Stephane Laveau (DxO) : “Colour shading : root causes and review of solutions”.
This presentation started with showing images of the effect in existing (high-end) mobile phone cameras. Where does colour shading come from ? Main causes can be found in :
- IR filter (IR cut is depending on the angle of incidence, thus spectrum varies with light angle),
- microlenses (creating optical crosstalk),
- colour filters,
- optical stack.
Factors that make colour shading more complicated to model and to correct :
- light sources, they come in various flavours,
- manufacturing tolerances resulting in different IR cut off wavelengths.
Correction methods :
- calibration per unit, but is very expensive,
- in the camera by means of white balance adjustment, but this has a limited application in the case of fluorescent or mixed lighting.
Adaptive correction : statistics will be obtained from a single image by looking for changes in hue. Examples of this adaptive correction were shown to illustrate the improvements of the method.
Yang Ni (New Imaging Technologies) : “MAGIC : Logarithmic Image Sensing using photodiode in solar cell mode”.
A classical method of doing wide dynamic range is the use of logarithmic pixels based on a transistor operating in weak inversion. This solution is giving quite a bit of FPN, is suffering from a low sensitivity and shows a large image lag. NIT has changed the concept of the logarithmic pixel : the photodiode is used in the solar cell mode, and the voltage across the PD is a logarithmic function of the current generated by light input. Advantages : physically exact dark reference (no light input means 0 V across the diode), on-chip FPN correction, high sensitivity, no image lag. The noise in this logarithmic mode pixel is equivalent to the noise of a 3T pixel, being the classical kTC noise (around 500 uV). This noise level is constant in the logarithmic mode. It does limit the dark performance of the sensor, but does not limit the dynamic range of the sensor.
A 768 x 576 is developed with 5.6 um pixel design, in 0.18 um CMOS process, fill factor is larger than 70 % (no micro-lenses), and the light detection threshold is smaller than 7 mlux @ 25 fps. Good colour rendition can be maintained over 120 dB variation in light input, no white balance is needed, neither any tone mapping is needed. Impressive videos were shown of the performance of the devices in a lab environment.
Sandro Tedde (Siemens) : ”Organic and hybrid photodiodes for active matrix imaging”.
Fabrication of the devices is based on a spray-coating technique on top of glass or even on metal foils or polymer foils. QE of 85 % @ 550 nm is reported. An attractive feature of this technology is the option to change the organic material and in this way the sensor can be optimized for a particular wavelength region.
Applications for this technology :
- near-infrared imagers with polymers, by changing the bandgap of the light absorber (changing material) from 1.9 eV to 1.46 eV,
- flat panel X-ray imaging, a prototype of 256 x 256 pixels is shown including videos to demonstrate the capabilities of the image sensor,

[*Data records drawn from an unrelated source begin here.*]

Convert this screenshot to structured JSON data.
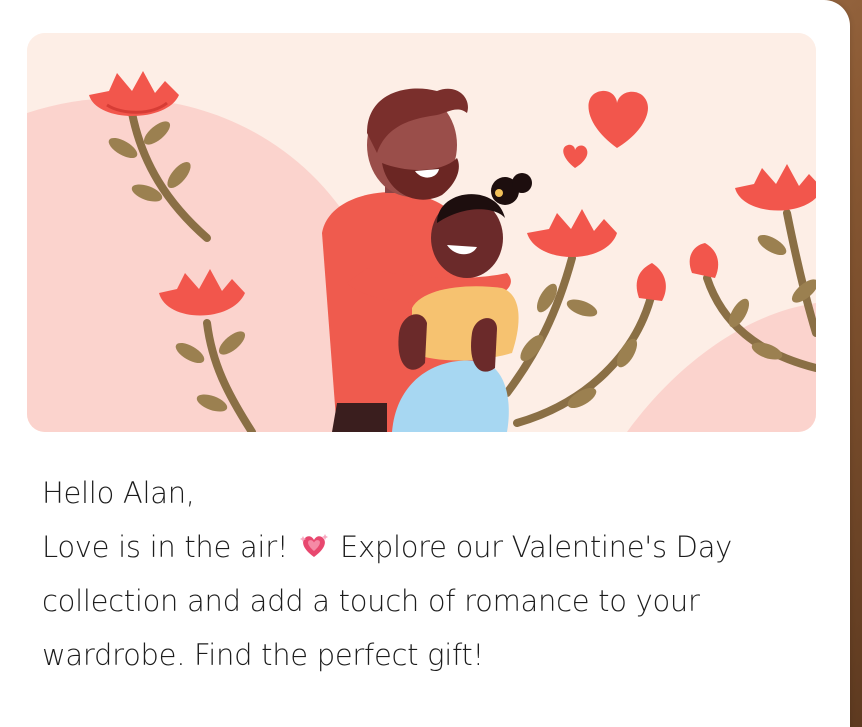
{
  "email": {
    "greeting": "Hello Alan,",
    "body_before_emoji": "Love is in the air! ",
    "emoji": "sparkling-heart-icon",
    "body_after_emoji": " Explore our Valentine's Day collection and add a touch of romance to your wardrobe. Find the perfect gift!"
  },
  "colors": {
    "banner_bg": "#fdeee6",
    "hill": "#fbd3cd",
    "flower": "#f2564c",
    "stem": "#8a6f45",
    "text": "#1c1c1c"
  }
}
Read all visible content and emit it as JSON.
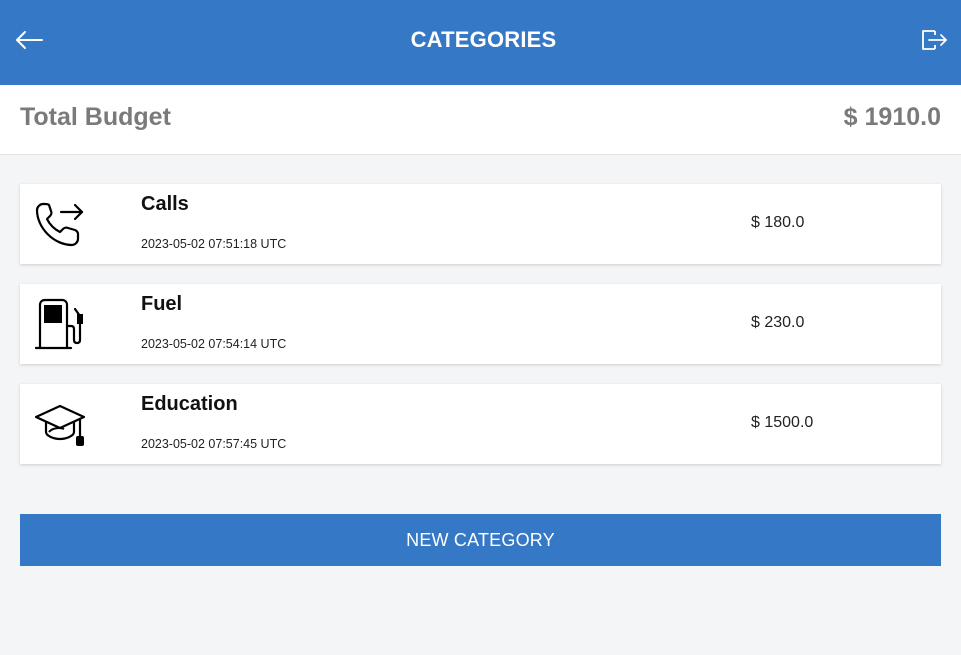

- organic position-sensitive devices, based on a device with only 4 pixels each about 1 cm2,
- thin and optic free light barrier based on these organic photodiodes,
- low bandgap material by doping of PdS quantum dots, the diameter of the quantum dots can be used to optimize the sensitivity of the devices for a particular wavelength,
- integration of organic photodiodes on CMOS backplanes, a feasibility study on a 1.2 Mpixel with 4.8 um pixel size was performed. The first results were shown.
Renato Turchetta : “Large area CMOS image sensors for X-ray and charged particle detection”
The presentation started with an overview of some theory about detection of particles in silicon, and the difference between direct and indirect detection of incoming particles. Next Renato introduced their INMAPS process, being a CMOS process based on p-substrates with the nMOS transistors in a p-well and the pMOS transistors on an n-well. Underneath the n-well an extra deep p-well is introduced to protect the n-well of acting as an electron drain. An example of a sensor designed in this technology is a ToF Mass Spectrometer, 72 x 72 pixel array, 70 um x 70 um pixel size, time resolution < 100 ns, equivalent to more than 10 Mfps.
For integrating sensors, 2 examples were shown :
- medical imaging full field mammo : about A4 size, and chest imaging : about A3 size. The devices are processed on 200 mm wafers, and are made 3-side buttable, photodiode size is determining the noise level to 30 e-, design is just completed : 145 mm x 120 mm, 50 um pixles, 40 fps analog out, 2x and 4x binning,
- TEM sensor in production : 4k x 4k sensor, 4 sensors/wafer, direct detection of electrons, showing good MTF and DQE, having a good radiation resistance, 0.35 um CMOS, 61 x 63 mm2, ROI and pixel binning.